Many survivors of domestic violence come through our doors wondering if healing is really possible. And if healing is possible, what does it look like? How does a survivor know once they’ve reached the point of being healed? Questions like this are completely normal and common after domestic violence.
There are a few things that we have learned about the healing process after trauma through both our experience and through research that has been done on this topic. According to Dr. Judith Herman, trauma recovery has three stages:
- Safety and Stabilization: learning how to regulate emotions, achieving physical and emotional safety, developing healthy coping techniques
- Remembrance and Mourning: processing what has happened, making meaning of the experience, allowing time and space to grieve what is lost
- Reconnection/Reintegration: creating a new sense of self and a new future, connecting with social supports, finding ways to give back.
It is important to remember that the healing process is very rarely linear—survivors often feel as though they take one step forward, then two steps back. This is normal. Healing also does not have a set timeline and the process will look different for everyone. It is important to be patient and compassionate with yourself through the ups, the downs, and all the unknowns of this process.

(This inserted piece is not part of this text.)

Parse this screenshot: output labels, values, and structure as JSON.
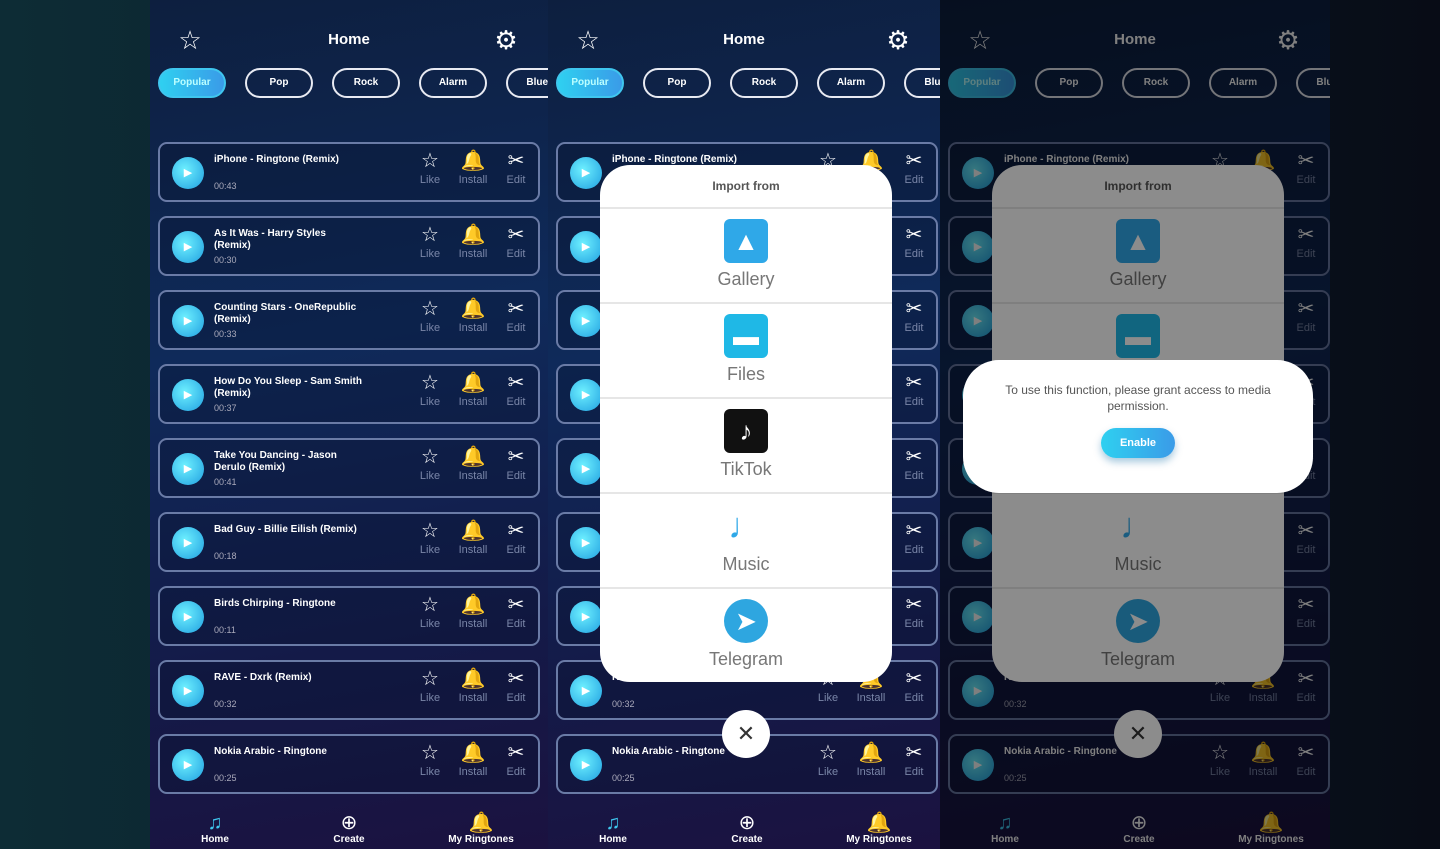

We know that many people are able to not only survive, but thrive after experiencing domestic violence. At Safe Harbor, we have the privilege of witnessing this phenomenon every day. Resilience is defined as a human quality that allows us to adapt to and ‘bounce back’ after hardship and adversity. In the past several years, researchers have been studying the concept of resilience and why some people seem to be naturally more resilient than others. It is thought that our level of resilience is determined by a mix of nature and nurture—which means that it is partly due to our biology, and partly our environment and what we surround ourselves with. Some factors researchers have found that influence a person’s level of resilience include a positive social support system, a sense of humor, the ability to re-frame adversity as an opportunity for growth, gratitude, and a sense of purpose and meaning. At Safe Harbor, we strive to acknowledge and cultivate resilience in each survivor that we work with. We support and walk alongside survivors throughout their healing journey, no matter what that journey looks like.
If you or someone you know has experienced domestic violence and would like help, please reach out to the Greater Richmond Regional Hotline at 804-612-6126.